WHAT YOU NEED TO DO —
Check the records below for the word "list" and state how many lines contain it, replying with the number only.

MATERIAL SUPPLIED —

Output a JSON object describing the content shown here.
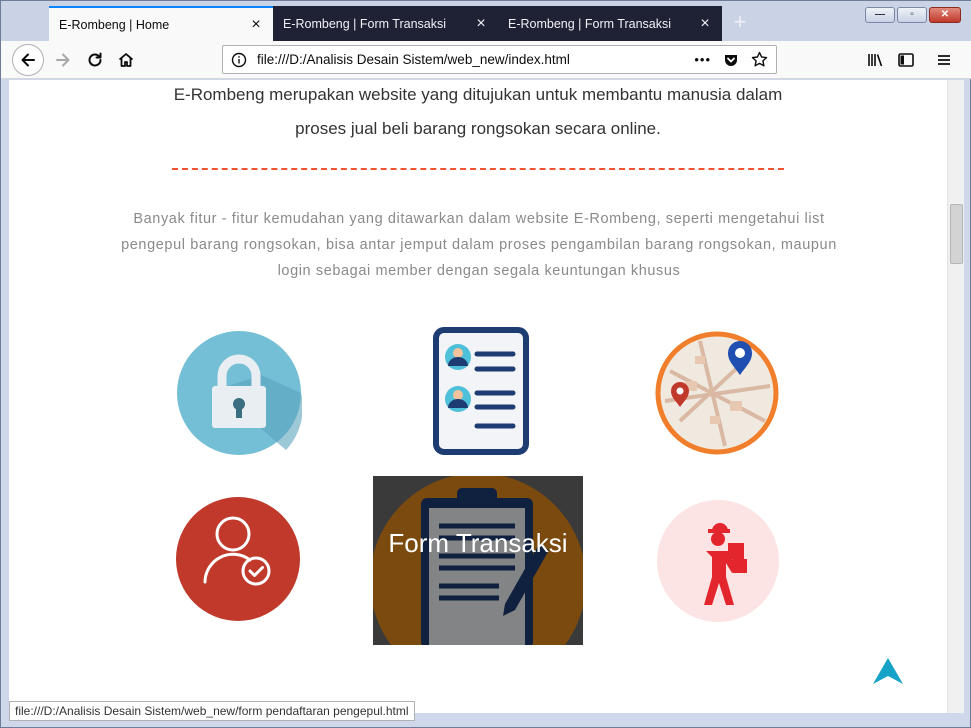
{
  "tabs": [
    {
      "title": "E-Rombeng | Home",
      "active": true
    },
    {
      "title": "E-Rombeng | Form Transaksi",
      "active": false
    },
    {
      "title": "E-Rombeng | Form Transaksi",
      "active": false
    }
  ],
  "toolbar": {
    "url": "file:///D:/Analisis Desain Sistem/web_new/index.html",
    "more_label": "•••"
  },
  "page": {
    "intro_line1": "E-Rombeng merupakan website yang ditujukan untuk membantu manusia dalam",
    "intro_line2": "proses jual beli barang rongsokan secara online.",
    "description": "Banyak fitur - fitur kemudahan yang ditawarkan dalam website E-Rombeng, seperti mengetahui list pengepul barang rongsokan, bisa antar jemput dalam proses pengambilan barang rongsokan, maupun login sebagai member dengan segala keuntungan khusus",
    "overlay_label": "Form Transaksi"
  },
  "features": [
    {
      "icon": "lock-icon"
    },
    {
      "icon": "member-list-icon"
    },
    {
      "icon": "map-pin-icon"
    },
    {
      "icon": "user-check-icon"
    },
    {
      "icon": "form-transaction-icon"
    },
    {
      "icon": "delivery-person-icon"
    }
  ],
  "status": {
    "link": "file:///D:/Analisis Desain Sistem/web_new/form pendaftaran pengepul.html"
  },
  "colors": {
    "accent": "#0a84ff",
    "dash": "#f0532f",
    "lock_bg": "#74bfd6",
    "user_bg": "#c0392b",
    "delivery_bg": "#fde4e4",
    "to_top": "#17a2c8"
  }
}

FINISHED TASK —
2